As the EU begins a new cycle of its aid programs, it must place democracy at the center of its development policy.
Contrary to widespread assertions, the Russian invasion of Ukraine has not given birth to a fundamental geopolitical shift in EU external action.
The multifaceted tensions simmering south of Europe pose major challenges to the EU. Although the bloc has already embarked on some important foreign policy initiatives, more concrete and sustained actions must be implemented.
Russia's invasion of Ukraine will sharpen the divide between democracies and autocracies, but also lead to more realpolitik strategic balancing. A key question is what kind of coordination emerges between democracies.
It’s that time of the year! Dip into the final batch of summer recommendations from Carnegie Europe’s scholars, friends, and colleagues. We hope you enjoy them and discover some real gems.
Among emerging Asian economies, it has the fewest tools to fight the global food crisis.
Join Carnegie for a conversation featuring Sue Biniaz and Tino Cuéllar on the state of play for climate change and what steps communities, nations, and institutions can take to preserve our shared future.

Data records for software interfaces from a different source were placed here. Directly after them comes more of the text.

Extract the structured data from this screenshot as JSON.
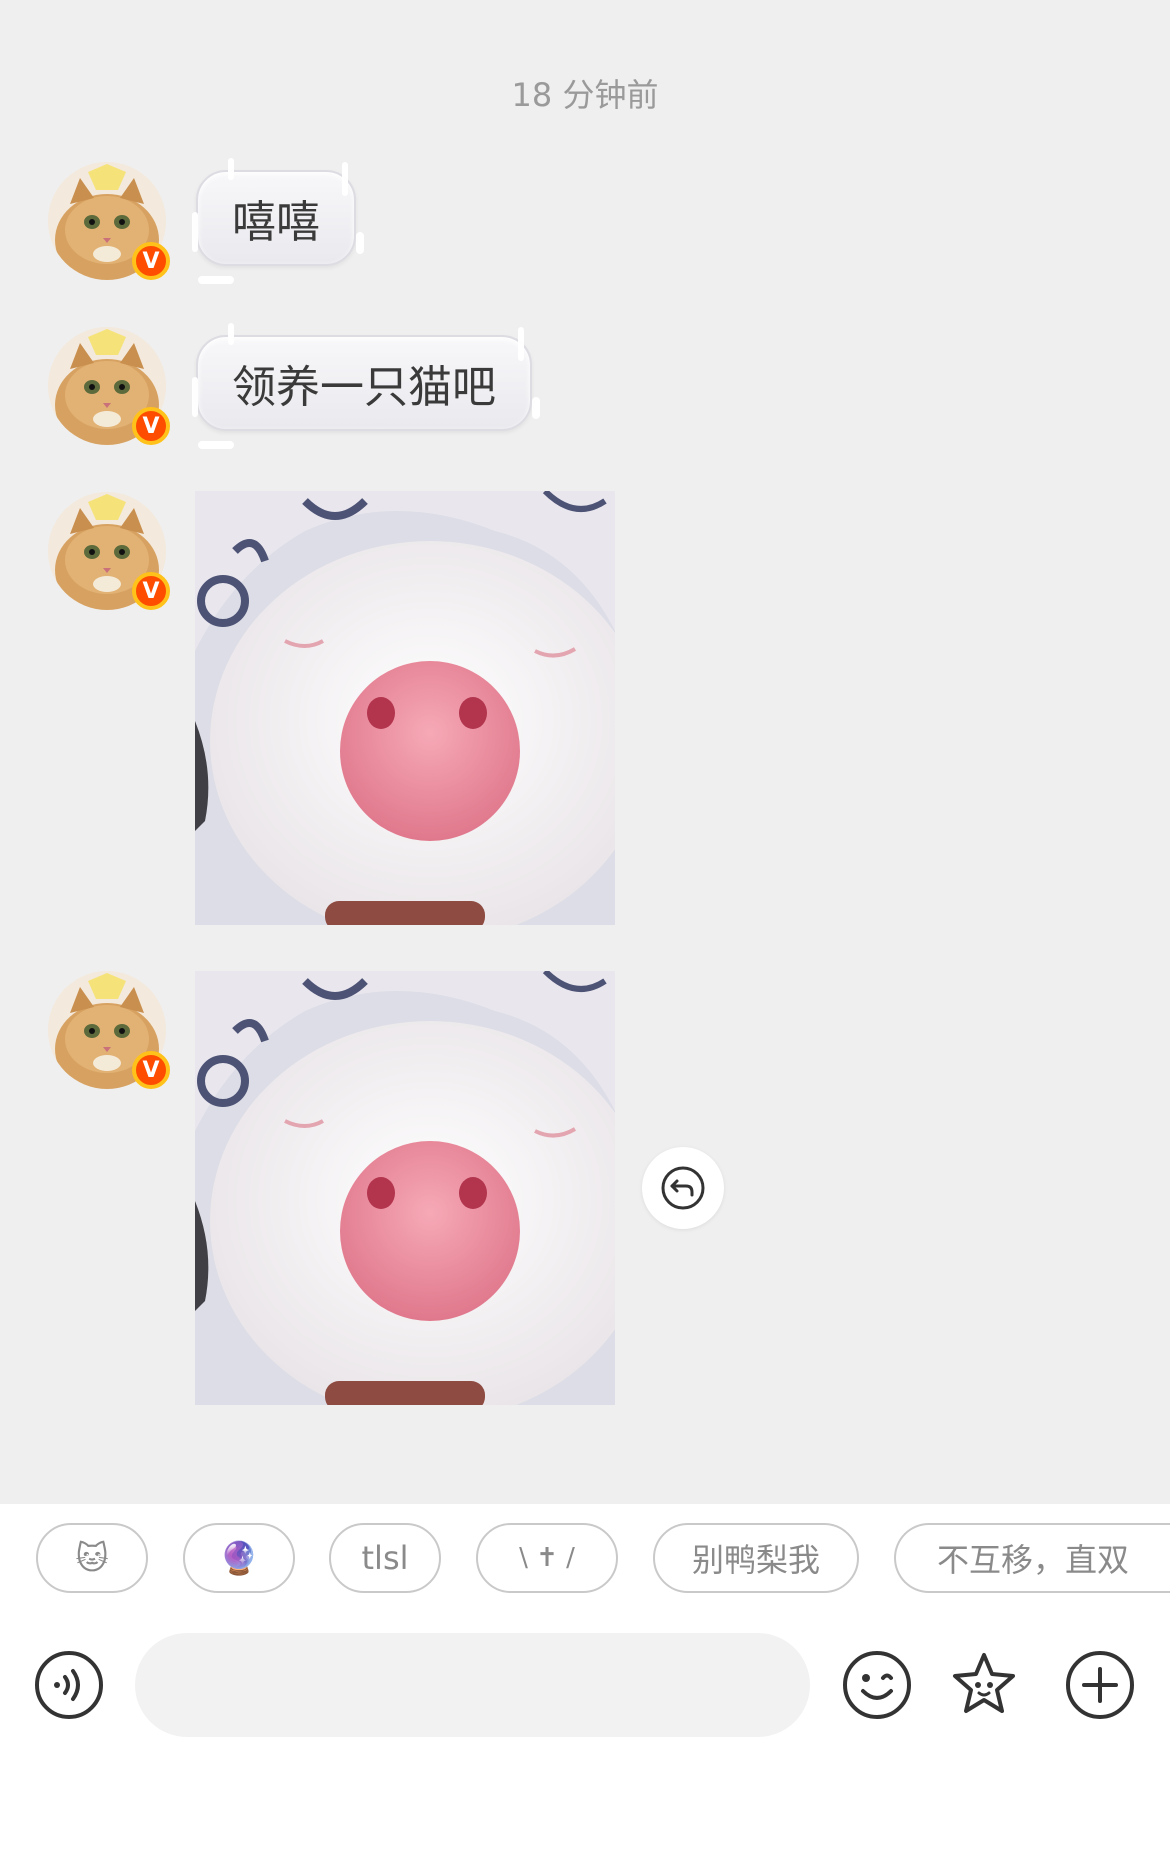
{
  "timestamp": "18 分钟前",
  "messages": [
    {
      "type": "text",
      "text": "嘻嘻"
    },
    {
      "type": "text",
      "text": "领养一只猫吧"
    },
    {
      "type": "image",
      "subject": "pig-snout-photo"
    },
    {
      "type": "image",
      "subject": "pig-snout-photo"
    }
  ],
  "avatar": {
    "badge": "V",
    "badge_color": "#ff4d00",
    "badge_ring": "#ffc21a"
  },
  "quick_replies": [
    "🐱",
    "🔮",
    "tlsl",
    "\\ ✝ /",
    "别鸭梨我",
    "不互移，直双"
  ],
  "input": {
    "placeholder": ""
  },
  "icons": {
    "left": "voice-icon",
    "right": [
      "emoji-icon",
      "sticker-star-icon",
      "plus-icon"
    ],
    "reply": "reply-icon"
  },
  "colors": {
    "chat_bg": "#efefef",
    "chip_border": "#c9c9c9"
  }
}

North Macedonia’s access to the EU has been opposed by Bulgaria due to historical disputes. The bloc should help Sofia and Skopje to shift their focus to more practical concerns, such as trade, infrastructure, telecommunications, and energy.
Unlike Ukraine and Moldova who have been given candidate status, Georgia has been offered a much weaker offer of EU membership perspective. Despite the best efforts of the country’s protestors, the Georgian dream government is unlikely to back down and meet these demands any time soon.